Navigating a Microsoft licensing strategy can be complicated, and it’s important to keep the focus on maintaining the maximum benefits of the licensing you currently enjoy with M365 and 0365 licensing. Next is enablement, when it comes to that M365 licensing Admin Portal if you utilize perpetual licensing you can now download and activate directly from the partner center.
With those basics laid out, let’s address the Microsoft rumors buzzing around the IT cloud community.
As you can imagine, with Microsoft’s move to NCE and all the changes that come with it, along with anticipated changes to EA agreements (expected to require a 1,000 licensing seat count soon), there are lots of questions and tons of speculation. It’s important not to be misguided by rumors; speculation isn’t fact. So, let’s debunk the biggest Microsoft cloud licensing misnomers that are trending right now:
1. “EAs are going away.”
This rumor is absolutely false. EAs are here to stay and will be around for the foreseeable future. There will be an evolution in how EAs are sold, the structure and requirements are changing with fresh parameters expected to come over the next fiscal year. More on that later!
2. “The Microsoft EA threshold is 1000 users.”

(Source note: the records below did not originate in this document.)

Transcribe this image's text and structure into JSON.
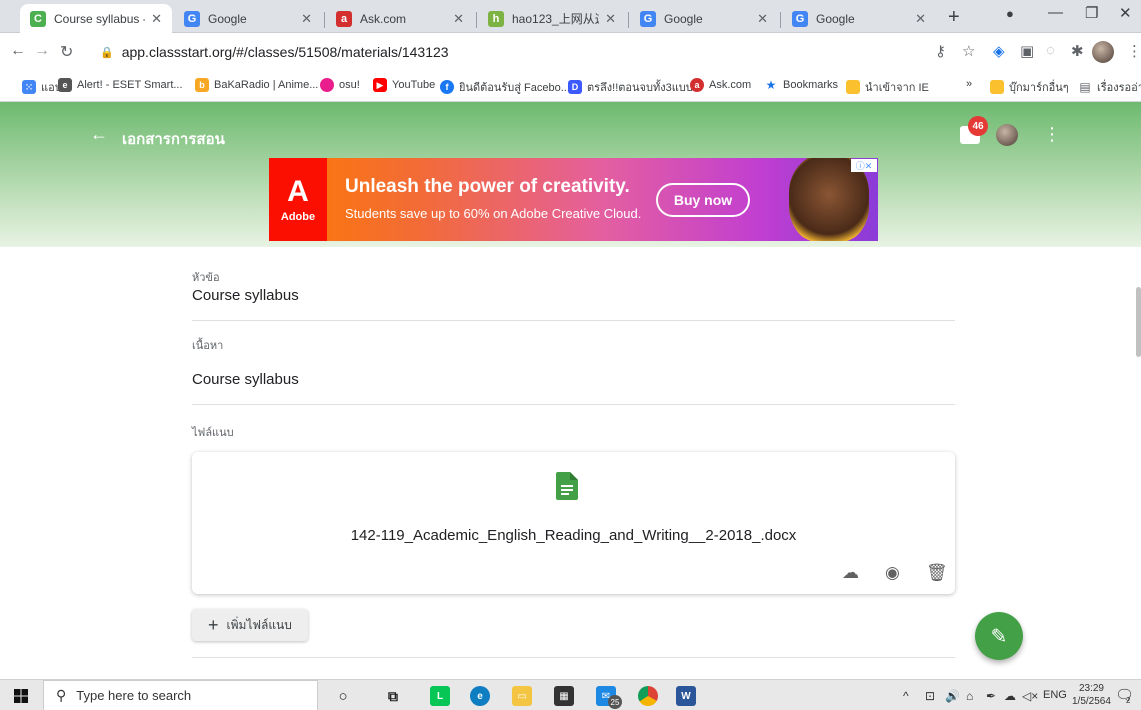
{
  "browser": {
    "tabs": [
      {
        "title": "Course syllabus - เอกส",
        "close": "✕",
        "active": true,
        "fav": "C",
        "fav_color": "#4caf50"
      },
      {
        "title": "Google",
        "close": "✕",
        "active": false,
        "fav": "G",
        "fav_color": "#4285f4"
      },
      {
        "title": "Ask.com",
        "close": "✕",
        "active": false,
        "fav": "a",
        "fav_color": "#d32f2f"
      },
      {
        "title": "hao123_上网从这里开",
        "close": "✕",
        "active": false,
        "fav": "h",
        "fav_color": "#7cb342"
      },
      {
        "title": "Google",
        "close": "✕",
        "active": false,
        "fav": "G",
        "fav_color": "#4285f4"
      },
      {
        "title": "Google",
        "close": "✕",
        "active": false,
        "fav": "G",
        "fav_color": "#4285f4"
      }
    ],
    "url": "app.classstart.org/#/classes/51508/materials/143123",
    "bookmarks": [
      {
        "label": "แอป",
        "color": "#4285f4"
      },
      {
        "label": "Alert! - ESET Smart...",
        "color": "#555555"
      },
      {
        "label": "BaKaRadio | Anime...",
        "color": "#f9a825"
      },
      {
        "label": "osu!",
        "color": "#e91e8c"
      },
      {
        "label": "YouTube",
        "color": "#ff0000"
      },
      {
        "label": "ยินดีต้อนรับสู่ Facebo...",
        "color": "#1877f2"
      },
      {
        "label": "ตรลึง!!ตอนจบทั้ง3แบบ...",
        "color": "#3d5afe"
      },
      {
        "label": "Ask.com",
        "color": "#d32f2f"
      },
      {
        "label": "Bookmarks",
        "color": "#1a73e8"
      },
      {
        "label": "นำเข้าจาก IE",
        "color": "#fbc02d"
      },
      {
        "label": "บุ๊กมาร์กอื่นๆ",
        "color": "#fbc02d"
      },
      {
        "label": "เรื่องรออ่าน",
        "color": "#5f6368"
      }
    ]
  },
  "app": {
    "title": "เอกสารการสอน",
    "notification_count": "46"
  },
  "ad": {
    "brand": "Adobe",
    "headline": "Unleash the power of creativity.",
    "subline": "Students save up to 60% on Adobe Creative Cloud.",
    "cta": "Buy now"
  },
  "material": {
    "topic_label": "หัวข้อ",
    "topic_value": "Course syllabus",
    "content_label": "เนื้อหา",
    "content_value": "Course syllabus",
    "attach_label": "ไฟล์แนบ",
    "file_name": "142-119_Academic_English_Reading_and_Writing__2-2018_.docx",
    "add_attach_label": "เพิ่มไฟล์แนบ"
  },
  "taskbar": {
    "search_placeholder": "Type here to search",
    "mail_badge": "25",
    "lang": "ENG",
    "time": "23:29",
    "date": "1/5/2564",
    "notif_count": "2"
  }
}
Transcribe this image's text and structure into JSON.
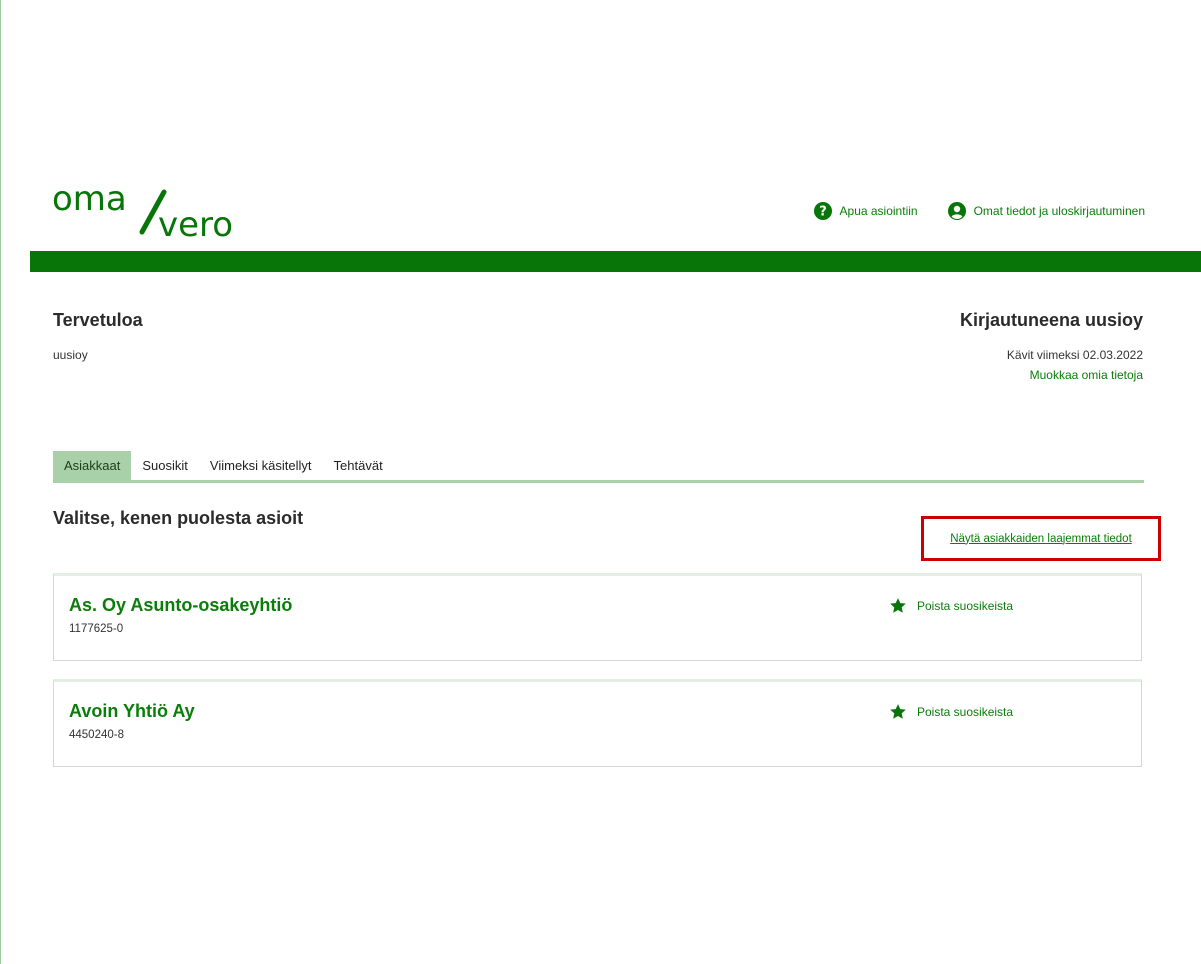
{
  "brand": {
    "logo_top": "oma",
    "logo_bottom": "vero",
    "color": "#087508"
  },
  "header": {
    "help_label": "Apua asiointiin",
    "help_icon": "question-circle-icon",
    "profile_label": "Omat tiedot ja uloskirjautuminen",
    "profile_icon": "user-circle-icon"
  },
  "welcome": {
    "title": "Tervetuloa",
    "username": "uusioy"
  },
  "login": {
    "title": "Kirjautuneena uusioy",
    "last_visit": "Kävit viimeksi 02.03.2022",
    "edit_link": "Muokkaa omia tietoja"
  },
  "tabs": [
    {
      "label": "Asiakkaat",
      "active": true
    },
    {
      "label": "Suosikit",
      "active": false
    },
    {
      "label": "Viimeksi käsitellyt",
      "active": false
    },
    {
      "label": "Tehtävät",
      "active": false
    }
  ],
  "section": {
    "title": "Valitse, kenen puolesta asioit",
    "details_link": "Näytä asiakkaiden laajemmat tiedot",
    "highlight_color": "#cc0000"
  },
  "customers": [
    {
      "name": "As. Oy Asunto-osakeyhtiö",
      "business_id": "1177625-0",
      "fav_label": "Poista suosikeista",
      "fav_icon": "star-icon"
    },
    {
      "name": "Avoin Yhtiö Ay",
      "business_id": "4450240-8",
      "fav_label": "Poista suosikeista",
      "fav_icon": "star-icon"
    }
  ]
}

This one is misleading because the current threshold for Microsoft Enterprise Agreement currently requires 500 users. However, Microsoft is expected to bump that threshold to 1,000 users over the next fiscal year, shifting small-to-medium businesses to the CSP community. This hasn’t been officially announced yet by the tech giant but is highly anticipated by members of the Microsoft partner community.
3. “The EA user threshold is 2400 users.”
This isn’t true; Microsoft recently rolled out a threshold of 2400 users impacting how it incentivizes partners to sell with “partner-led requirements”. Microsoft gold-certified cloud experts explain in more detail in this on-demand MicroAge webinar.
4. “Enterprise Agreements are always more cost-effective than CSP.”
This one’s misleading, because it is not always the case. CSP can be as cost-conscious as certain levels of EA agreements with approaching changes. If you focus on the support costs of having an EA alone, a CSP agreement can be more effective since a lot of that support is already built into the program although that isn’t always the case.
5. “Microsoft partners make more selling you an EA.”
That depends on the level of the EA the partner is selling you. Once the gold standard of licensing programs, Microsoft partners were known for selling them with tons of fees and extraneous costs. There’s been a shift over the decades, and now there are only certain types of organizations that are a fit for partners to drive EA for, again, Microsoft and its partners encourage SMBs to move into the CSP community for greater value and flexibility.
6. “Microsoft Enterprise Agreements include better support.”
Not so fast! While Microsoft Enterprise Agreements offer a level of support that can support SLAs, it depends on the breadth and depth of support that IT leaders want. The support included with Microsoft is very limited. However, CSPs and CSP partners pride themselves and build their businesses on relationship-focused support.
Now is the perfect time to assess your M365 licensing strategy. It can be more complex than it looks. The way Enterprise Agreements are built, IT leaders frequently may be overpaying with features they don’t use in that all-encompassing agreement.
Still want to learn more?
Watch the full, recorded webinar on-demand for more details from MicroAge cloud experts.